‘Every Storm … Runs Out of Rain’
Across a globe shrunken by technology and travel, a monstrous monsoon is soaking the landscape, the torrential rains of COVID-19 taking from us precious moments … jobs … lives. But no matter how powerful the storm, every downpour ends and the sun shines again.
Almost 60 years on, it remains a vivid memory.
In the early weeks of ﬁrst-grade in Tampa, Miss Rogers was a cheerful presence. Until one day. Her tone somber, her smile gone, she asked us to play a new game. Not “hide and seek,” but instead, “duck and cover.” At her signal, we ducked quickly under our desks, knees folded, faces down, arms covering heads.
Perhaps more puzzling than this unfamiliar game was the dog tag each of us was given, stamped with name, address and blood type. Dangling from a metal beaded chain, we were told to wear it daily, around our necks. Few small children of the time questioned the instructions of adults, certainly not teachers, police ofﬁcers, ministers or doctors. So, I remember viewing this shiny rectangle as a cool connection with the soldiers on my favorite TV show, “Combat.”
Years later I learned its purpose, as grim for us ﬁrst-graders as for those soldiers: to provide the compressed particulars of a young life. If alive, to save it; if gone, to identify it.
Even for my young self, those 13 days in October 1962, dubbed the Cuban Missile Crisis, had a palpable cast over them. Of anxiety, worry, fear.
Now 64, I’m witness to a more ominous sense of anxiety, worry, fear … pervading the public square. Of course, the public square is not as public nowadays. New phrases have entered our lexicon. “Self-quarantine.” “Shelter in place.” “Social distancing.” All describe our efforts to “ﬂatten the curve,” and lessen the impact of the pandemic.
The downpour from COVID-19 is like a monstrous monsoon, soaking the landscape, its torrential rains taking from us precious moments … jobs … lives.
It’s a crisis like no other. But so too were other crises: World Wars I and II. The Great Depression. 9/11. We Americans have faced all of them with grit and tenacity, and most importantly, unity. And we’re facing COVID-19 the same way.
In traveling together through this terrible storm, we will emerge stronger, wiser and more united than ever.
That’s the cooperative way. That’s the way your member-owned electric cooperative has served your community for 80-plus years, providing reliable, affordable power.
Your cooperative has been there, through a world war, three wars in Asia, one in the Middle East, a depression and multiple recessions, and lots of peaceful and prosperous times, too.
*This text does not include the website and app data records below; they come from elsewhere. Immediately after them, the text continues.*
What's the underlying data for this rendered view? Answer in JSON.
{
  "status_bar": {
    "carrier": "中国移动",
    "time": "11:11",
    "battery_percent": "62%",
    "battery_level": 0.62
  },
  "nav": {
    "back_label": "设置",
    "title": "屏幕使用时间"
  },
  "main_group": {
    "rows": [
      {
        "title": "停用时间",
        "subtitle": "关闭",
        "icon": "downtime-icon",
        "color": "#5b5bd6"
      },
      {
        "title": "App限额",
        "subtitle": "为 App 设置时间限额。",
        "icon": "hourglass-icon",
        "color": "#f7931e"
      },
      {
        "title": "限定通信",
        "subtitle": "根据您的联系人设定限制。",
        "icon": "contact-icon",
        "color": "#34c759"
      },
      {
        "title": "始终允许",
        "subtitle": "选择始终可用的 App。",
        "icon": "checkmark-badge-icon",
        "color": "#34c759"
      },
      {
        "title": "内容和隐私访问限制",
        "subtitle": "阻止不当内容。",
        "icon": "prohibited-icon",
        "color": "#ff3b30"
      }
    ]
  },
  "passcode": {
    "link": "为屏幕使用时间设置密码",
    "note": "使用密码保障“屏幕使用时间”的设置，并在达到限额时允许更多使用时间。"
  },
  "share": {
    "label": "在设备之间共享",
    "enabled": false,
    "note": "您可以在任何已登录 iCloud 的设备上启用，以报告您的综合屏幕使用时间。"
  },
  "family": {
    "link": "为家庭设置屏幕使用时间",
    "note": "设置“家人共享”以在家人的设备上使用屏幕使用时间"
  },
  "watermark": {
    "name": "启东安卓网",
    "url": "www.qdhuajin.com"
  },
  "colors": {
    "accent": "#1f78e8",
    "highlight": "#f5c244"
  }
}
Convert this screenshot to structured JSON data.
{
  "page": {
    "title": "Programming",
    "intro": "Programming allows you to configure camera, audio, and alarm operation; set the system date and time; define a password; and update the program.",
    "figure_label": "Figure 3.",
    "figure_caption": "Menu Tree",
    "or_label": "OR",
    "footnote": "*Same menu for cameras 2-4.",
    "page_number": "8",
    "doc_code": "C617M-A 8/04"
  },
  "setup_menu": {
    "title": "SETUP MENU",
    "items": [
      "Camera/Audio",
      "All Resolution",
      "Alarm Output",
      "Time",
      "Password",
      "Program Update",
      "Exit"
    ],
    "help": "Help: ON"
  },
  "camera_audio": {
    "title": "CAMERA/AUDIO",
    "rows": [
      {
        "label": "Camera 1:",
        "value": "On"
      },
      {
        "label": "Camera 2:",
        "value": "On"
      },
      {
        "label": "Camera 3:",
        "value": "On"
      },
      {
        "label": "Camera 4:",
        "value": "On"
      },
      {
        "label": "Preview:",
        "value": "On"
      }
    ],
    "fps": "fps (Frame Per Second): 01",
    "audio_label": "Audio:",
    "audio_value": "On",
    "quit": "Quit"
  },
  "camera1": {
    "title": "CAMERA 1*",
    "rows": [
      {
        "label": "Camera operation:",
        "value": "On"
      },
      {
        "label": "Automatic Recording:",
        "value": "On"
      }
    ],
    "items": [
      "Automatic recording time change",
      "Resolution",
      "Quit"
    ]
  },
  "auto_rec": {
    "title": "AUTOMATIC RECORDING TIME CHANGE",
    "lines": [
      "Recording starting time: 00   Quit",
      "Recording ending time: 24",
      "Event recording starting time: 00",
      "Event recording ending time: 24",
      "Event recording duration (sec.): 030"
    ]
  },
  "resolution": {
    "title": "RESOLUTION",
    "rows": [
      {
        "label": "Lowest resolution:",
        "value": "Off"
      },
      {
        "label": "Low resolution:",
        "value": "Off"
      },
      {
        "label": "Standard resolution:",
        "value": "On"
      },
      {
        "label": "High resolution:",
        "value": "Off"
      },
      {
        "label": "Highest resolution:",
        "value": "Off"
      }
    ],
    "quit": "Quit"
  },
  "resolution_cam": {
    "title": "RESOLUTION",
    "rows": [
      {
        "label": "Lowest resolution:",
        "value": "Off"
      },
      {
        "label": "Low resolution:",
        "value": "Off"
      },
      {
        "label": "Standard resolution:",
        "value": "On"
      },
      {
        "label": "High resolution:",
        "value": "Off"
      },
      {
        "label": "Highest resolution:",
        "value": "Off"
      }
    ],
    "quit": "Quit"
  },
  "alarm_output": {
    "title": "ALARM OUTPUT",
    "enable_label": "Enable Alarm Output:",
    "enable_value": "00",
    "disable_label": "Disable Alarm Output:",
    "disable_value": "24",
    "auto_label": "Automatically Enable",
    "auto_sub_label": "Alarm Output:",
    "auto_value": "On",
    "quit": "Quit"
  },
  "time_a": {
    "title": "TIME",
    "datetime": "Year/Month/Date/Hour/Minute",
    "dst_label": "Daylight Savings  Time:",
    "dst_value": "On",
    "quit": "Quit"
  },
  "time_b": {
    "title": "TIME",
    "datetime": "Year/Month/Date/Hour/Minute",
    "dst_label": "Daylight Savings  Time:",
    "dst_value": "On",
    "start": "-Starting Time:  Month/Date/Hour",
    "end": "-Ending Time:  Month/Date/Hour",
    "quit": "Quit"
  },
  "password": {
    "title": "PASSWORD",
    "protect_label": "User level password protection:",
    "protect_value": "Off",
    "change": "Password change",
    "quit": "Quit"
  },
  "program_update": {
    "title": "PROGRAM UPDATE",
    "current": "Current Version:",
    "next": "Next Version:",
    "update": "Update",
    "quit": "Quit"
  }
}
Through it all, the employees, elected directors and member-consumers of your electric cooperative have lived and worked together, in the same community, with a shared commitment to their shared home.
Yet, even in close-knit communities such as ours, we must be properly cautious of temptations that naturally arise during extraordinary emergencies. The temptation to hoard. To become insular. To forget about neighbors. To forget that the civility we practice so easily during good times becomes a signature test of our character during times like this.
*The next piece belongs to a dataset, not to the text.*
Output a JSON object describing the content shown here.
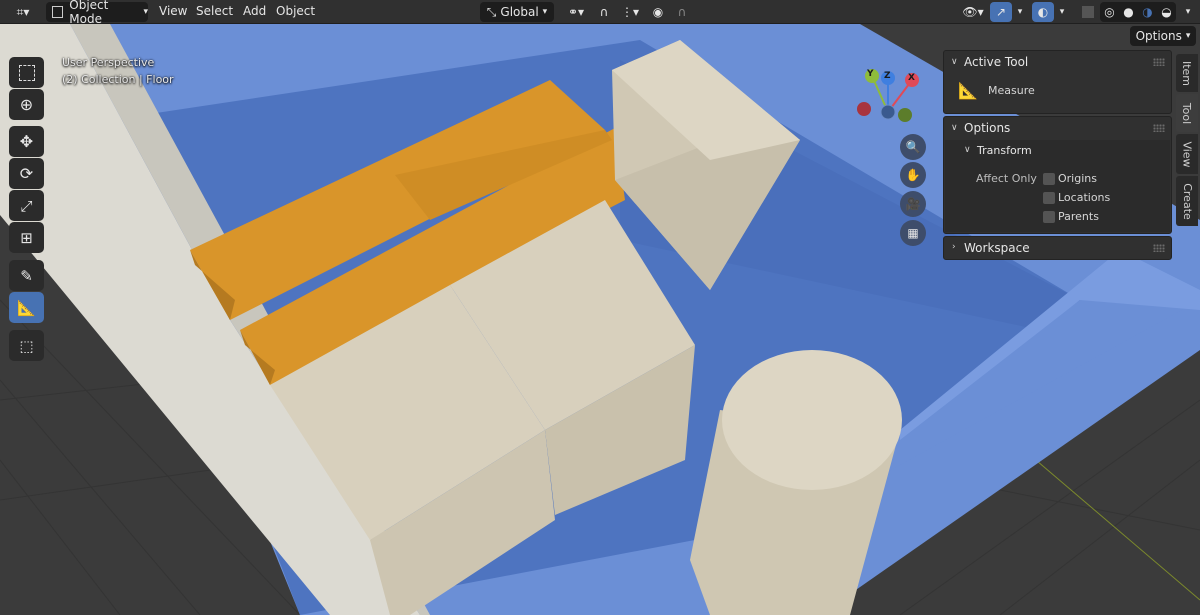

In our big, boisterous, diverse American family, now celebrating 231 years together, a common core of shared values, and a shared respect for them, has been essential for our success, even at times for our survival.
History’s call to us — now, today — is not merely to be cautious, but to remain neighborly, to help where we can in our community, to care about the wider world. And to remember that good times and bad both have a limited shelf life.
A few years ago, country music artist Gary Allan co-penned and recorded a song that’s a near-perfect metaphor for today’s crisis. In the ﬁrst line of the chorus, he sings, “Every storm runs, runs out of rain.”
And today’s storm, terrible as it is, will, too. Then tomorrow, while dark clouds recede and the sun reappears, we’ll emerge: to grieve …to console … to survey … to rebuild. Together.
“Every Storm (Runs Out of Rain)” Songwriters: Hillary Lindsey, Gary Allan, Matt Warren ©Kobalt Music Publishing Ltd., BMG Rights Management, CRYSTAL BEACH MUSIC.